(Dataset rows describing interfaces)
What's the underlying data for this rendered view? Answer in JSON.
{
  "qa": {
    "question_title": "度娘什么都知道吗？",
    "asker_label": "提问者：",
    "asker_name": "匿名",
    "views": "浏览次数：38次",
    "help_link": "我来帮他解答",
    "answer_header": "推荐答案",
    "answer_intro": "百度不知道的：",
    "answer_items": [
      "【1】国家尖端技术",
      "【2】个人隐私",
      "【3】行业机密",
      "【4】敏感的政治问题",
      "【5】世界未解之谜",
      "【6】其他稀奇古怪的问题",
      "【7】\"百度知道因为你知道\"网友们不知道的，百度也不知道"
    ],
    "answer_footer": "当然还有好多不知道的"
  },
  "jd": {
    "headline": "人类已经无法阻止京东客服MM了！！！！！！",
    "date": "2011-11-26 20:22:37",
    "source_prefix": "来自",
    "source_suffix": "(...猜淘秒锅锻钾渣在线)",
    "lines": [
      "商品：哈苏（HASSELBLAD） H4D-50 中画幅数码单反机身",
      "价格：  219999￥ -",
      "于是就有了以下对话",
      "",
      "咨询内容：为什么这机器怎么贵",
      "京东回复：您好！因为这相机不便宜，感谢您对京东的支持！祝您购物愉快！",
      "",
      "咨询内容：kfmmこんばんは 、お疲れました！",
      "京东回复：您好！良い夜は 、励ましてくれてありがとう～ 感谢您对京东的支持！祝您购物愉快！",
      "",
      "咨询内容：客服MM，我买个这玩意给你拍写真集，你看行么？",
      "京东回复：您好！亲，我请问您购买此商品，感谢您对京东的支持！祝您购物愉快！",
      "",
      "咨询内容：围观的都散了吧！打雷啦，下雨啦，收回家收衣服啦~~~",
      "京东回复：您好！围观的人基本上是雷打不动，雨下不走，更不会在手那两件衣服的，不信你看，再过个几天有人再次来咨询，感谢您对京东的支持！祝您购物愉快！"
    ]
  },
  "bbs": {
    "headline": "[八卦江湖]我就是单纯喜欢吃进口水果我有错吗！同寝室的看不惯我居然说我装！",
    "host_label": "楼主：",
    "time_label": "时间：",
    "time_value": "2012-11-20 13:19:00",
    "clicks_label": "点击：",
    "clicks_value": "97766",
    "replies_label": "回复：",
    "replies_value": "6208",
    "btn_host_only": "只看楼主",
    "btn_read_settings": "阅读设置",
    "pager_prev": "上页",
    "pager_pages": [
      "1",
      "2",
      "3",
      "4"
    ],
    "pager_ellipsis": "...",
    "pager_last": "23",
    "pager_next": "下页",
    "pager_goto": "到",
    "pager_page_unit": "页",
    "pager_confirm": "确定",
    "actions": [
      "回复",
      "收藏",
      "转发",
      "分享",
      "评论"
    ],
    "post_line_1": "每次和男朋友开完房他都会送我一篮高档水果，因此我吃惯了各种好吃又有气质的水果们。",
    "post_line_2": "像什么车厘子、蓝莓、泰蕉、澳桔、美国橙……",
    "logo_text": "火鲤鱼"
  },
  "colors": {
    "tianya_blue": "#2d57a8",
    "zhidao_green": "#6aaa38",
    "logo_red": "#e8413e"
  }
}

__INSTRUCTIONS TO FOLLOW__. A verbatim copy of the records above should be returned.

__WRITTEN ANSWER__.
What's the underlying data for this rendered view? Answer in JSON.
{
  "qa": {
    "question_title": "度娘什么都知道吗？",
    "asker_label": "提问者：",
    "asker_name": "匿名",
    "views": "浏览次数：38次",
    "help_link": "我来帮他解答",
    "answer_header": "推荐答案",
    "answer_intro": "百度不知道的：",
    "answer_items": [
      "【1】国家尖端技术",
      "【2】个人隐私",
      "【3】行业机密",
      "【4】敏感的政治问题",
      "【5】世界未解之谜",
      "【6】其他稀奇古怪的问题",
      "【7】\"百度知道因为你知道\"网友们不知道的，百度也不知道"
    ],
    "answer_footer": "当然还有好多不知道的"
  },
  "jd": {
    "headline": "人类已经无法阻止京东客服MM了！！！！！！",
    "date": "2011-11-26 20:22:37",
    "source_prefix": "来自",
    "source_suffix": "(...猜淘秒锅锻钾渣在线)",
    "lines": [
      "商品：哈苏（HASSELBLAD） H4D-50 中画幅数码单反机身",
      "价格：  219999￥ -",
      "于是就有了以下对话",
      "",
      "咨询内容：为什么这机器怎么贵",
      "京东回复：您好！因为这相机不便宜，感谢您对京东的支持！祝您购物愉快！",
      "",
      "咨询内容：kfmmこんばんは 、お疲れました！",
      "京东回复：您好！良い夜は 、励ましてくれてありがとう～ 感谢您对京东的支持！祝您购物愉快！",
      "",
      "咨询内容：客服MM，我买个这玩意给你拍写真集，你看行么？",
      "京东回复：您好！亲，我请问您购买此商品，感谢您对京东的支持！祝您购物愉快！",
      "",
      "咨询内容：围观的都散了吧！打雷啦，下雨啦，收回家收衣服啦~~~",
      "京东回复：您好！围观的人基本上是雷打不动，雨下不走，更不会在手那两件衣服的，不信你看，再过个几天有人再次来咨询，感谢您对京东的支持！祝您购物愉快！"
    ]
  },
  "bbs": {
    "headline": "[八卦江湖]我就是单纯喜欢吃进口水果我有错吗！同寝室的看不惯我居然说我装！",
    "host_label": "楼主：",
    "time_label": "时间：",
    "time_value": "2012-11-20 13:19:00",
    "clicks_label": "点击：",
    "clicks_value": "97766",
    "replies_label": "回复：",
    "replies_value": "6208",
    "btn_host_only": "只看楼主",
    "btn_read_settings": "阅读设置",
    "pager_prev": "上页",
    "pager_pages": [
      "1",
      "2",
      "3",
      "4"
    ],
    "pager_ellipsis": "...",
    "pager_last": "23",
    "pager_next": "下页",
    "pager_goto": "到",
    "pager_page_unit": "页",
    "pager_confirm": "确定",
    "actions": [
      "回复",
      "收藏",
      "转发",
      "分享",
      "评论"
    ],
    "post_line_1": "每次和男朋友开完房他都会送我一篮高档水果，因此我吃惯了各种好吃又有气质的水果们。",
    "post_line_2": "像什么车厘子、蓝莓、泰蕉、澳桔、美国橙……",
    "logo_text": "火鲤鱼"
  },
  "colors": {
    "tianya_blue": "#2d57a8",
    "zhidao_green": "#6aaa38",
    "logo_red": "#e8413e"
  }
}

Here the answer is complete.